A recent California appellate court decision held that an employee of a subcontractor on a public works project has no right to recover a prevailing wage underpayment from the prime contractor. (See Violante v. Communities Southwest Development and Construction Company, (April 17, 2006, E037333) ___ Cal.App.4th ___ [06 C.D.O.S. 3209].) In Violante, the plaintiffs were employed by a subcontractor on a master planned community development with 2000 residences and many public improvements.
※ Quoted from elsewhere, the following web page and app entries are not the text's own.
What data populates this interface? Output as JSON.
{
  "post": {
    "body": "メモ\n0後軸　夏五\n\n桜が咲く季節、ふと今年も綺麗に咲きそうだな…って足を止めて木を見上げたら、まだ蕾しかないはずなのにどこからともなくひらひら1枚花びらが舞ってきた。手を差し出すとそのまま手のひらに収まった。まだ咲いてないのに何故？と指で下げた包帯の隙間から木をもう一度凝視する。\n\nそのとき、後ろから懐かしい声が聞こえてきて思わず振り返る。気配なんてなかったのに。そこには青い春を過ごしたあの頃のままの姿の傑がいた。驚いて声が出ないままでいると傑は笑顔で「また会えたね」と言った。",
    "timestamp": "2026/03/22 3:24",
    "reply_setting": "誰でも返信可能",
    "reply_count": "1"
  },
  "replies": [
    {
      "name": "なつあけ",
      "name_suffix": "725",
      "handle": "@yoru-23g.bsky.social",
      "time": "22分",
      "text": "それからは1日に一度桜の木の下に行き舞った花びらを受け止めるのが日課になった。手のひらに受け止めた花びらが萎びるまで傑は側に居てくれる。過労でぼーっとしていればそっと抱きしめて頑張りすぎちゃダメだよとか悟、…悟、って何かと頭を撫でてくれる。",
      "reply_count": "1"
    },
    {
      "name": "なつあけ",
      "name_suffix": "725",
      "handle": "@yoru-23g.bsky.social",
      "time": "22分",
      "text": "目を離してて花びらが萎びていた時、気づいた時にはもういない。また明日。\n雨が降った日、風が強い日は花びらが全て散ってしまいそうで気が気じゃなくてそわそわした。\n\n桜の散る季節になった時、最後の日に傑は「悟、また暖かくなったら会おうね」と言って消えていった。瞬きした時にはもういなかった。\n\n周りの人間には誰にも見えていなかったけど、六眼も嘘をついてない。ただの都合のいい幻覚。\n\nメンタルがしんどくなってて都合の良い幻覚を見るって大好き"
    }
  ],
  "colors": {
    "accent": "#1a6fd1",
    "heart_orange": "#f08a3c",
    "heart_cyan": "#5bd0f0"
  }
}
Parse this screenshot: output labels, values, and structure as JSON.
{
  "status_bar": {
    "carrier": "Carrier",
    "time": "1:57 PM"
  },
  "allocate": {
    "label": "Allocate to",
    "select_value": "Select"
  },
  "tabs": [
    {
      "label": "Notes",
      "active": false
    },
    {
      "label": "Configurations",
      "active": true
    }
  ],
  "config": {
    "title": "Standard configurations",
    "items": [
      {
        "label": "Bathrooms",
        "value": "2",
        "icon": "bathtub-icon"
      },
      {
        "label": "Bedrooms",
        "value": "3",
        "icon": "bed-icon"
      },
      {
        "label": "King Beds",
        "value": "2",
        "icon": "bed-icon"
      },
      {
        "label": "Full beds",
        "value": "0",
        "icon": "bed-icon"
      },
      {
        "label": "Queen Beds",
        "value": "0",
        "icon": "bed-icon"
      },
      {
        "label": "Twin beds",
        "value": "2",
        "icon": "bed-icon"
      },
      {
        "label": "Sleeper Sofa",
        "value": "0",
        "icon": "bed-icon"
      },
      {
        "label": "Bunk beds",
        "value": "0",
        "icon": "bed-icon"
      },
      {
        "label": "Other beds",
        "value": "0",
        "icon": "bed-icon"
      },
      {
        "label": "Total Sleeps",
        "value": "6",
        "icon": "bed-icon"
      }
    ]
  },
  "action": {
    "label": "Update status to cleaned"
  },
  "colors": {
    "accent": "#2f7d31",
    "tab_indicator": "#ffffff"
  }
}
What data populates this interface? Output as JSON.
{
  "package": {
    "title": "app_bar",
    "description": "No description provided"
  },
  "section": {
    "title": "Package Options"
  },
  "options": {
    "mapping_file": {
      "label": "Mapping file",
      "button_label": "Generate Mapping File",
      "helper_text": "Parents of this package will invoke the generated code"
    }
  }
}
Plaintiffs’ alleged that they were not paid prevailing wages for their work by their direct employer, the subcontractor, and brought suit against the general contractor.
The court held that this was an “untenable interpretation” of the Labor Code which merely provides that “a contractor and subcontractor must pay prevailing wages to their respective employees on a public works project, not that a contractor must pay prevailing wages to a subcontractor’s employees.” The court held that the general contractor was not responsible for the prevailing wage underpayment under any theory presented by the plaintiffs, including Labor Code violation, Business and Professions Code violation and breach of contract.
Note, however, that the general contractor could have been liable for monetary penalties assessed by the Department of Industrial Relations if it knew the subcontractor failed to pay prevailing wages, and failed to do all of the following: 1) contractually require its subcontractor to pay prevailing wages; 2) review certified payroll records from the subcontractor; 3) withhold payments to subcontractor based on the subcontractor’s underpayment; and 4) obtain an affidavit from the subcontractor asserting payment was made. (See Labor Code section 1775(b).) These circumstances were not present in the Violante case.